WHAT IS REQUIRED: Scan the records for lines with the word "date", and copy every such line.

THE INPUT:
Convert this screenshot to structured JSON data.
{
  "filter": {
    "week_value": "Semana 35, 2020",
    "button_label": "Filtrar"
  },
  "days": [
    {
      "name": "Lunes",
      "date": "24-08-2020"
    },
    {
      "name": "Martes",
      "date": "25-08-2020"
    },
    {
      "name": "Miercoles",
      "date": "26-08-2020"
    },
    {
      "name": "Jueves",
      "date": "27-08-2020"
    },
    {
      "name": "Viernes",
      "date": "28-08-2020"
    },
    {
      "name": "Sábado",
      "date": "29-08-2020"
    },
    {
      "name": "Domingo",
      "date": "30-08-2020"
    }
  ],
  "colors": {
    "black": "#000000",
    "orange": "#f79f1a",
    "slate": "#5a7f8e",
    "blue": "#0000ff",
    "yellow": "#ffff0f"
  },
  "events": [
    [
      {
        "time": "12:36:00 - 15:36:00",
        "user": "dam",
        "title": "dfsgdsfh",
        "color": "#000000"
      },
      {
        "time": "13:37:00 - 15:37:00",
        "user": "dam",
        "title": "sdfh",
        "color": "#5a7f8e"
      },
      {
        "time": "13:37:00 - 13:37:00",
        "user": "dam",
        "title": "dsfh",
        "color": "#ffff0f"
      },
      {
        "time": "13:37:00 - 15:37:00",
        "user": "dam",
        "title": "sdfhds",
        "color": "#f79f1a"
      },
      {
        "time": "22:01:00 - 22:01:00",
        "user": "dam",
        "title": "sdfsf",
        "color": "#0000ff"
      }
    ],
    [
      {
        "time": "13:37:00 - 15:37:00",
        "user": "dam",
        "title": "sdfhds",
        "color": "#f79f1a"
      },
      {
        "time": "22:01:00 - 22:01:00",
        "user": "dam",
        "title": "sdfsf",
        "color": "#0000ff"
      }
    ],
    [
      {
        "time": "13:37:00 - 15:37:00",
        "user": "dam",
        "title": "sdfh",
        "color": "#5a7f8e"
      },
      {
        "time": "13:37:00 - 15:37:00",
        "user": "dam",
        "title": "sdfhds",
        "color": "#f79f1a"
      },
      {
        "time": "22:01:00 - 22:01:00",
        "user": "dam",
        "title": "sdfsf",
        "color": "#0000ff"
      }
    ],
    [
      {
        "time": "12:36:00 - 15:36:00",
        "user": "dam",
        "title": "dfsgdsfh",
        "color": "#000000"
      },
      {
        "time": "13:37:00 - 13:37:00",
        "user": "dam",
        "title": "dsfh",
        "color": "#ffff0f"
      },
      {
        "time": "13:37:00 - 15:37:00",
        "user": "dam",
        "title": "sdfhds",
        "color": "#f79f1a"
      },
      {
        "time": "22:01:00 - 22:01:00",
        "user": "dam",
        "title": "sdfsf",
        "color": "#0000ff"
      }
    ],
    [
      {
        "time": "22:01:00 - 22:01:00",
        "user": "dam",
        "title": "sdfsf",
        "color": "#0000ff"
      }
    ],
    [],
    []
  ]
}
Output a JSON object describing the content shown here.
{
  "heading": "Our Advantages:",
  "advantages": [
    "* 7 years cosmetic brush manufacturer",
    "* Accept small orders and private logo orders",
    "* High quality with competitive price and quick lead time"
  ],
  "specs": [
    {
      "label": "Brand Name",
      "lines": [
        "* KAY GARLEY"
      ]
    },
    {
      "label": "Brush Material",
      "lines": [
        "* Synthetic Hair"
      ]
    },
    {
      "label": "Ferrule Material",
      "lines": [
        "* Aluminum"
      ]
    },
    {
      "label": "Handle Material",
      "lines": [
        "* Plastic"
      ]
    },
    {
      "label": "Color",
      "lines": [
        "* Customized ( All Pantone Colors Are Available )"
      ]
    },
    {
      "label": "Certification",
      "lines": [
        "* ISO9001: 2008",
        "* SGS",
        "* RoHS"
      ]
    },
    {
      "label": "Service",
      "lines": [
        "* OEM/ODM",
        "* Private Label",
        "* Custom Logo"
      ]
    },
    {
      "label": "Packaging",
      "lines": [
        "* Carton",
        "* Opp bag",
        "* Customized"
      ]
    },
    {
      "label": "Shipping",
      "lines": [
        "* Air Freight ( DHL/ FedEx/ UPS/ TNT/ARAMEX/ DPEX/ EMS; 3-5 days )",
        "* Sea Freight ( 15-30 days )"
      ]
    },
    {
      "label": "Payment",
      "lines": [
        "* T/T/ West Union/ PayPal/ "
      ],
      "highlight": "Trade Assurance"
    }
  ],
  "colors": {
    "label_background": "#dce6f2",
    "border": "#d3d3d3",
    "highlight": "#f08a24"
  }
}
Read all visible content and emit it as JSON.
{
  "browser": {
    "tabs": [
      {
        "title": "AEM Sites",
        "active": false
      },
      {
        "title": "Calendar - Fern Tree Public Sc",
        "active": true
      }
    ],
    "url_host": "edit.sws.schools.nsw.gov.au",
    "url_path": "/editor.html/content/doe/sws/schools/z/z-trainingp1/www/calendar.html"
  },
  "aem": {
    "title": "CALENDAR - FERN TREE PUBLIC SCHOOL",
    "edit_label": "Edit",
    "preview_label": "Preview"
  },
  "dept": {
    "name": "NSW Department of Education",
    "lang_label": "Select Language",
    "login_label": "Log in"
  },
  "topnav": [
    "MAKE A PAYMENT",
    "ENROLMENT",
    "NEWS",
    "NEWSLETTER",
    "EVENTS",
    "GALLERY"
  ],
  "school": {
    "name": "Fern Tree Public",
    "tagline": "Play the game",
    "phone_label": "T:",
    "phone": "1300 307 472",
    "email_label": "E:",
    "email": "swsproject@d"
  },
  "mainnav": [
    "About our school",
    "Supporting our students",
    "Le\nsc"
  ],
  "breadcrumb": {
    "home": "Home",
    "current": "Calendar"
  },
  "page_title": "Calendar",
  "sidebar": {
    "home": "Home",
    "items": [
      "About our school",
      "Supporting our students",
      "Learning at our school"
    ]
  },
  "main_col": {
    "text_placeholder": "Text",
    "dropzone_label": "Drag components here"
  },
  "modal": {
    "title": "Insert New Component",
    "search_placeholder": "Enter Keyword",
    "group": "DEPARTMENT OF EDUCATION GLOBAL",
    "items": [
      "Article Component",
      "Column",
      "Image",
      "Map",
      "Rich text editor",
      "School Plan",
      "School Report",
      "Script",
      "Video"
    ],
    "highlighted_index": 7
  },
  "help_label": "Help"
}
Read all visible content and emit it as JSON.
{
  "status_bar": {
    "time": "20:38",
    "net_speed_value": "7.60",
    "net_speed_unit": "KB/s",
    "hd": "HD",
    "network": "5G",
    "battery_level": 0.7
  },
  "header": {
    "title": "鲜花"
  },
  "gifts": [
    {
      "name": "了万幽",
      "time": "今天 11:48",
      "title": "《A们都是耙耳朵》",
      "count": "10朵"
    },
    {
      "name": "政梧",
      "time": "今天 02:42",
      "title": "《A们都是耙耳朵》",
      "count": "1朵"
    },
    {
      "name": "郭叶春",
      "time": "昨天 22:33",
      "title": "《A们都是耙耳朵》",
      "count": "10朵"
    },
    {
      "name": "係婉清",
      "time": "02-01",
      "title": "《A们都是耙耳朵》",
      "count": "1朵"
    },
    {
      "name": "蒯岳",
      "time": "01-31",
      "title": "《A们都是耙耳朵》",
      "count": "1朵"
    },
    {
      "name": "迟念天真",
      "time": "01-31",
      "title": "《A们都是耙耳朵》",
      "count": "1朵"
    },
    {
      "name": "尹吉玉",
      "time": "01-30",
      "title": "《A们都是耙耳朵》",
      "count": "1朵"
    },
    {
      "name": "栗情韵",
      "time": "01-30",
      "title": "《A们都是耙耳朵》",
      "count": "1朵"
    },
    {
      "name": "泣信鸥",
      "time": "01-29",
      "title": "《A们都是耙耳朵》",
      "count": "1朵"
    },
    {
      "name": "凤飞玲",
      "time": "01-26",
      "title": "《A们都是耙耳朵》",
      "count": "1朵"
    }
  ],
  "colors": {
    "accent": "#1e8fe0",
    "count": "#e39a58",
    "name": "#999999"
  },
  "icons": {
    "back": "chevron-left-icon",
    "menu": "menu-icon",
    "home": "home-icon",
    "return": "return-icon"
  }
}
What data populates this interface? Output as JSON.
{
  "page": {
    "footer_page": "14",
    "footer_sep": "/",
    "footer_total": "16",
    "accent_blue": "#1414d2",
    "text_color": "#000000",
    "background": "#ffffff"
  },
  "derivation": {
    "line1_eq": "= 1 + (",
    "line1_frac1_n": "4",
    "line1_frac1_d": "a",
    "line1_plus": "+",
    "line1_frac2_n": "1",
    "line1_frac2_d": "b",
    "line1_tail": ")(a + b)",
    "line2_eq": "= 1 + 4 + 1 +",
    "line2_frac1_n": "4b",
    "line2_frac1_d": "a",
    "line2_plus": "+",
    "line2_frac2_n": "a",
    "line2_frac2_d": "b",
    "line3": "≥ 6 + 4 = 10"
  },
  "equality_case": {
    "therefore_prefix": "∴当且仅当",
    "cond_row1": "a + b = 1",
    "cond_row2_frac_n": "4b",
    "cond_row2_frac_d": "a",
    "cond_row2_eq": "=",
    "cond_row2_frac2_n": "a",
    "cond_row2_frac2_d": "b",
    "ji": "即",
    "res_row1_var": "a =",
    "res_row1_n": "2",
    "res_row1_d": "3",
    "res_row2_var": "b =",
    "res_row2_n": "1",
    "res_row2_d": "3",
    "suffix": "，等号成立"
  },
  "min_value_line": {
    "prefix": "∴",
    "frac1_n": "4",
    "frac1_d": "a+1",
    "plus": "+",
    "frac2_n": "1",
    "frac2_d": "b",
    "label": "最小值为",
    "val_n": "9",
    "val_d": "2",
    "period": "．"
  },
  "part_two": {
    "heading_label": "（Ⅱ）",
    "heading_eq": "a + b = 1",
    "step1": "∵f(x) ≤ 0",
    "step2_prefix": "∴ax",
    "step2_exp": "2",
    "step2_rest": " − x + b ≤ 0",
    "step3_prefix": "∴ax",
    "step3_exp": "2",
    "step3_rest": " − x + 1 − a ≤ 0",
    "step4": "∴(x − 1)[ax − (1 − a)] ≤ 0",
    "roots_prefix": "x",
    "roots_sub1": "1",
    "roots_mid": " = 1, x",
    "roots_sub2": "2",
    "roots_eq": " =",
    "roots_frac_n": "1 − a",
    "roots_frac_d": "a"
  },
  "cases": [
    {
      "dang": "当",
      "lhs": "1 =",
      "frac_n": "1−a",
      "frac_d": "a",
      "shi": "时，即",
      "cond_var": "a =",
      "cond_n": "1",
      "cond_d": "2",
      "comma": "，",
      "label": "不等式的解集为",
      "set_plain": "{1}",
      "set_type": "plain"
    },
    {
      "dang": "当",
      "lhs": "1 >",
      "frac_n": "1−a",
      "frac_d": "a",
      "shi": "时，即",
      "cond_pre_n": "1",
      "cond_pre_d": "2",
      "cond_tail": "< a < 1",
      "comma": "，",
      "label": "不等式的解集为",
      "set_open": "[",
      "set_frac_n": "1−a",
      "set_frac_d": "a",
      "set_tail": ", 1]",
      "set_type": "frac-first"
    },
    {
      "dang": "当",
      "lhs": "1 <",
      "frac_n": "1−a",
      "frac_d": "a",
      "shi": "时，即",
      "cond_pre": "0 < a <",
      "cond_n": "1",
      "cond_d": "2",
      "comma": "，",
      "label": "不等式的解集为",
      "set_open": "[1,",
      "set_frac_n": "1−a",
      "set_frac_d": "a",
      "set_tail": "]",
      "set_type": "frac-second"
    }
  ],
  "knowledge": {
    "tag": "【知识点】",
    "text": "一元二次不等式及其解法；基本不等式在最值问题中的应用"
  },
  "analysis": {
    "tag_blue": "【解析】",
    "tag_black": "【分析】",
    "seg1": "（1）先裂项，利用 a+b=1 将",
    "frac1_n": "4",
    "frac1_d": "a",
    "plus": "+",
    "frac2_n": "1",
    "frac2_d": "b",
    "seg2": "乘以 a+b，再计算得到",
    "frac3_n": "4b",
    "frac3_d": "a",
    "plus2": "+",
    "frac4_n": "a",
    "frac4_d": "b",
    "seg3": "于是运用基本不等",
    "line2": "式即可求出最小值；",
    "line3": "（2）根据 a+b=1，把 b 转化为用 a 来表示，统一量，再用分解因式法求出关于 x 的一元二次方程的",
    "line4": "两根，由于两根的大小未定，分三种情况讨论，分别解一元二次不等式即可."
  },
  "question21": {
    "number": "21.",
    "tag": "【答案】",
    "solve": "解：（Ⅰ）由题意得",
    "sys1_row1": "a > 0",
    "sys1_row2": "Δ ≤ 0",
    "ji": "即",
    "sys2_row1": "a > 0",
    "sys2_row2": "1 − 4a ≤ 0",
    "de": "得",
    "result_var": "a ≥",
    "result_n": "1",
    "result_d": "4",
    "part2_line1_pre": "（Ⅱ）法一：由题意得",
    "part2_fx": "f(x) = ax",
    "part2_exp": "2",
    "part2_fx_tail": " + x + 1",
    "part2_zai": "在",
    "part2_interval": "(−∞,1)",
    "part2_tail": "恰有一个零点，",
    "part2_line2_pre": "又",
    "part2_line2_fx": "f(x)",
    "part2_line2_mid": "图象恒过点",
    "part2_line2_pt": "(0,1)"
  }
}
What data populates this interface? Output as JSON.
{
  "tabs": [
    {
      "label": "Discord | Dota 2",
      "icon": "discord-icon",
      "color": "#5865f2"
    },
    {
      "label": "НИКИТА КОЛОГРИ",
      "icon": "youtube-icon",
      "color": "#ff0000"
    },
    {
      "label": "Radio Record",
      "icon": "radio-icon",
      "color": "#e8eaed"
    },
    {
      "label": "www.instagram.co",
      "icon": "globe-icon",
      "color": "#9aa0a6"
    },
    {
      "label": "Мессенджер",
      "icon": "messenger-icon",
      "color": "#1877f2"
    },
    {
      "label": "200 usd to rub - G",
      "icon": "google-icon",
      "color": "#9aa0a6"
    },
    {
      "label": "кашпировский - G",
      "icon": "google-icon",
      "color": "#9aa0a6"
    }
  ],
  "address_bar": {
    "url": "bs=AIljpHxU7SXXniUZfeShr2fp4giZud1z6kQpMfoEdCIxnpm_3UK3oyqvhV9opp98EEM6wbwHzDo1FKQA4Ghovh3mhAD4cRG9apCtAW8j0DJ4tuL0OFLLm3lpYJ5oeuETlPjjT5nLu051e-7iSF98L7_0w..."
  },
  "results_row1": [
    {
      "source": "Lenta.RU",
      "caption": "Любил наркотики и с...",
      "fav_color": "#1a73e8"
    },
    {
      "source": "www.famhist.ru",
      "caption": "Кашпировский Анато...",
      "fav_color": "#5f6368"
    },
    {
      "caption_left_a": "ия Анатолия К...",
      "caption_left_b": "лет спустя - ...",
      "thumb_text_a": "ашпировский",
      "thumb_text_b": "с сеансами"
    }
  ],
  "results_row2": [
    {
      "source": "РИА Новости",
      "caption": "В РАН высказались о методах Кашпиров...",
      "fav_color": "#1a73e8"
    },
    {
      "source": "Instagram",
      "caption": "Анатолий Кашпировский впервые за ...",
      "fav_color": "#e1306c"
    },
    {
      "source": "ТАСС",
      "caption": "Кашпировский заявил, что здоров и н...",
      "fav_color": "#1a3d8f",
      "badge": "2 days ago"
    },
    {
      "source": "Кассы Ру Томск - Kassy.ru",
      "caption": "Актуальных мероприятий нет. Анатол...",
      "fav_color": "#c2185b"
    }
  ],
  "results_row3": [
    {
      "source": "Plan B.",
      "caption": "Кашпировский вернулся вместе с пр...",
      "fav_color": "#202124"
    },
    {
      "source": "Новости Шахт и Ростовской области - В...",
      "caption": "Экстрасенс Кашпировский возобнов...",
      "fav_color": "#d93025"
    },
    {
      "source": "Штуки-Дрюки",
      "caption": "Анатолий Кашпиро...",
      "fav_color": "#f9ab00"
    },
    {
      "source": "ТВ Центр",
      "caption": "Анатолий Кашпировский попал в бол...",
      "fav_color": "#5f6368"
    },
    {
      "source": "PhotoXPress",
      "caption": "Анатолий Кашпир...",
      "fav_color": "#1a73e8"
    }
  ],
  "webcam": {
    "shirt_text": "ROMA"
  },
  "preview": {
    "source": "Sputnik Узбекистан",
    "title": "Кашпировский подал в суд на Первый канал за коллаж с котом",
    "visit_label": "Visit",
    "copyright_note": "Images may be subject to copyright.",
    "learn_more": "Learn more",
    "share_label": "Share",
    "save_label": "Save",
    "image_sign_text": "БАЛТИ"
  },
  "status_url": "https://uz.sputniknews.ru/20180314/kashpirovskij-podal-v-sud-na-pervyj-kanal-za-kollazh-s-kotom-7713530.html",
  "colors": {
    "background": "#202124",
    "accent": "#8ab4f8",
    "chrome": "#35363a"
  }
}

ANSWER:
      "date": "24-08-2020"
      "date": "25-08-2020"
      "date": "26-08-2020"
      "date": "27-08-2020"
      "date": "28-08-2020"
      "date": "29-08-2020"
      "date": "30-08-2020"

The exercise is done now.